** Exercise instructions **
The whole listing must be printed again without any alteration.

** Task data **
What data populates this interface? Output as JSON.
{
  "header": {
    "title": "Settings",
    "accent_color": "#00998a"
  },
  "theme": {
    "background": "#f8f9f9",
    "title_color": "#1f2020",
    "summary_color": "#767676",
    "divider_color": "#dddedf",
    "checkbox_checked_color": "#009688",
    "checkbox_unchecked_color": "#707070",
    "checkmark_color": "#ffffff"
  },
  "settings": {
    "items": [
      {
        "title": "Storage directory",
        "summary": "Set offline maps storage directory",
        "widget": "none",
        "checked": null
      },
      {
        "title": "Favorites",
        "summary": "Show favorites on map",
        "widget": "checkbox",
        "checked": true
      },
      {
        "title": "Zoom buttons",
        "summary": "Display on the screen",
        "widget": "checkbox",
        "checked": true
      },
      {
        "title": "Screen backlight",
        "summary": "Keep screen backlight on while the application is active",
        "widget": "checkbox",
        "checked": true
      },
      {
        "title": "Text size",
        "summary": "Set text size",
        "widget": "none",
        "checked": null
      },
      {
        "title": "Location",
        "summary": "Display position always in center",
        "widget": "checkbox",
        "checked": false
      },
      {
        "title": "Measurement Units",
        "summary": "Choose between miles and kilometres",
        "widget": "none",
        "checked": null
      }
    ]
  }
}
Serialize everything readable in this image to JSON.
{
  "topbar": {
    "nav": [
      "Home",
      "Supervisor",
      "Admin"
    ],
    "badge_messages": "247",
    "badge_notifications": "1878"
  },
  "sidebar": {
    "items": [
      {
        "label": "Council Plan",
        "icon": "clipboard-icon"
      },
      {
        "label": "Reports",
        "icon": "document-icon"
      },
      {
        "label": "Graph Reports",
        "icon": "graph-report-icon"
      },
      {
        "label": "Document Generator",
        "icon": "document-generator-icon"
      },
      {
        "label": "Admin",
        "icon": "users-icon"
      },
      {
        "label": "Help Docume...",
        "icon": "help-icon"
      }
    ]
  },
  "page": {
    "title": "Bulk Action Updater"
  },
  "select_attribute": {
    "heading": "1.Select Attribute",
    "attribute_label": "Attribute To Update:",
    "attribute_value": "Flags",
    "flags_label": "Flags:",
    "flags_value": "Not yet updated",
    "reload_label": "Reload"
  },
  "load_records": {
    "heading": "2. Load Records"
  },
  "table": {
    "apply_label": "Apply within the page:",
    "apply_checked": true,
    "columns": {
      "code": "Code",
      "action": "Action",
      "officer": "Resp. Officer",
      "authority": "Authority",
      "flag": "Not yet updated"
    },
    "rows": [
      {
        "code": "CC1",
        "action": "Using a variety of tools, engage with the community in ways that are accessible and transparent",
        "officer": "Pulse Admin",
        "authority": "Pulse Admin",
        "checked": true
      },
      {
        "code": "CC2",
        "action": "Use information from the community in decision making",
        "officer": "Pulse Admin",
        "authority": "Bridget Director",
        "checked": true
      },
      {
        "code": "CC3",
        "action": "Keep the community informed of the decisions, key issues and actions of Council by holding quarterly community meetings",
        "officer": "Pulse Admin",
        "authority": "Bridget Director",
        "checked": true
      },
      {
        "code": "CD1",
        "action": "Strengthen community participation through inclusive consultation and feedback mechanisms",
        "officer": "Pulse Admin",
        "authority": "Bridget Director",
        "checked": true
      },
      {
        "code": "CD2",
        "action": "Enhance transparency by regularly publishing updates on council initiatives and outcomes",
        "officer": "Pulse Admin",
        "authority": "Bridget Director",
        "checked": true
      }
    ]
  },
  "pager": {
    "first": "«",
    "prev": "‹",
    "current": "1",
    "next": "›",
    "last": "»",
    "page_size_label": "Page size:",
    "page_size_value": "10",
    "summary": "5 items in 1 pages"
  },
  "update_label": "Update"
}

** Solution for this problem **
What data populates this interface? Output as JSON.
{
  "header": {
    "title": "Settings",
    "accent_color": "#00998a"
  },
  "theme": {
    "background": "#f8f9f9",
    "title_color": "#1f2020",
    "summary_color": "#767676",
    "divider_color": "#dddedf",
    "checkbox_checked_color": "#009688",
    "checkbox_unchecked_color": "#707070",
    "checkmark_color": "#ffffff"
  },
  "settings": {
    "items": [
      {
        "title": "Storage directory",
        "summary": "Set offline maps storage directory",
        "widget": "none",
        "checked": null
      },
      {
        "title": "Favorites",
        "summary": "Show favorites on map",
        "widget": "checkbox",
        "checked": true
      },
      {
        "title": "Zoom buttons",
        "summary": "Display on the screen",
        "widget": "checkbox",
        "checked": true
      },
      {
        "title": "Screen backlight",
        "summary": "Keep screen backlight on while the application is active",
        "widget": "checkbox",
        "checked": true
      },
      {
        "title": "Text size",
        "summary": "Set text size",
        "widget": "none",
        "checked": null
      },
      {
        "title": "Location",
        "summary": "Display position always in center",
        "widget": "checkbox",
        "checked": false
      },
      {
        "title": "Measurement Units",
        "summary": "Choose between miles and kilometres",
        "widget": "none",
        "checked": null
      }
    ]
  }
}
Serialize everything readable in this image to JSON.
{
  "topbar": {
    "nav": [
      "Home",
      "Supervisor",
      "Admin"
    ],
    "badge_messages": "247",
    "badge_notifications": "1878"
  },
  "sidebar": {
    "items": [
      {
        "label": "Council Plan",
        "icon": "clipboard-icon"
      },
      {
        "label": "Reports",
        "icon": "document-icon"
      },
      {
        "label": "Graph Reports",
        "icon": "graph-report-icon"
      },
      {
        "label": "Document Generator",
        "icon": "document-generator-icon"
      },
      {
        "label": "Admin",
        "icon": "users-icon"
      },
      {
        "label": "Help Docume...",
        "icon": "help-icon"
      }
    ]
  },
  "page": {
    "title": "Bulk Action Updater"
  },
  "select_attribute": {
    "heading": "1.Select Attribute",
    "attribute_label": "Attribute To Update:",
    "attribute_value": "Flags",
    "flags_label": "Flags:",
    "flags_value": "Not yet updated",
    "reload_label": "Reload"
  },
  "load_records": {
    "heading": "2. Load Records"
  },
  "table": {
    "apply_label": "Apply within the page:",
    "apply_checked": true,
    "columns": {
      "code": "Code",
      "action": "Action",
      "officer": "Resp. Officer",
      "authority": "Authority",
      "flag": "Not yet updated"
    },
    "rows": [
      {
        "code": "CC1",
        "action": "Using a variety of tools, engage with the community in ways that are accessible and transparent",
        "officer": "Pulse Admin",
        "authority": "Pulse Admin",
        "checked": true
      },
      {
        "code": "CC2",
        "action": "Use information from the community in decision making",
        "officer": "Pulse Admin",
        "authority": "Bridget Director",
        "checked": true
      },
      {
        "code": "CC3",
        "action": "Keep the community informed of the decisions, key issues and actions of Council by holding quarterly community meetings",
        "officer": "Pulse Admin",
        "authority": "Bridget Director",
        "checked": true
      },
      {
        "code": "CD1",
        "action": "Strengthen community participation through inclusive consultation and feedback mechanisms",
        "officer": "Pulse Admin",
        "authority": "Bridget Director",
        "checked": true
      },
      {
        "code": "CD2",
        "action": "Enhance transparency by regularly publishing updates on council initiatives and outcomes",
        "officer": "Pulse Admin",
        "authority": "Bridget Director",
        "checked": true
      }
    ]
  },
  "pager": {
    "first": "«",
    "prev": "‹",
    "current": "1",
    "next": "›",
    "last": "»",
    "page_size_label": "Page size:",
    "page_size_value": "10",
    "summary": "5 items in 1 pages"
  },
  "update_label": "Update"
}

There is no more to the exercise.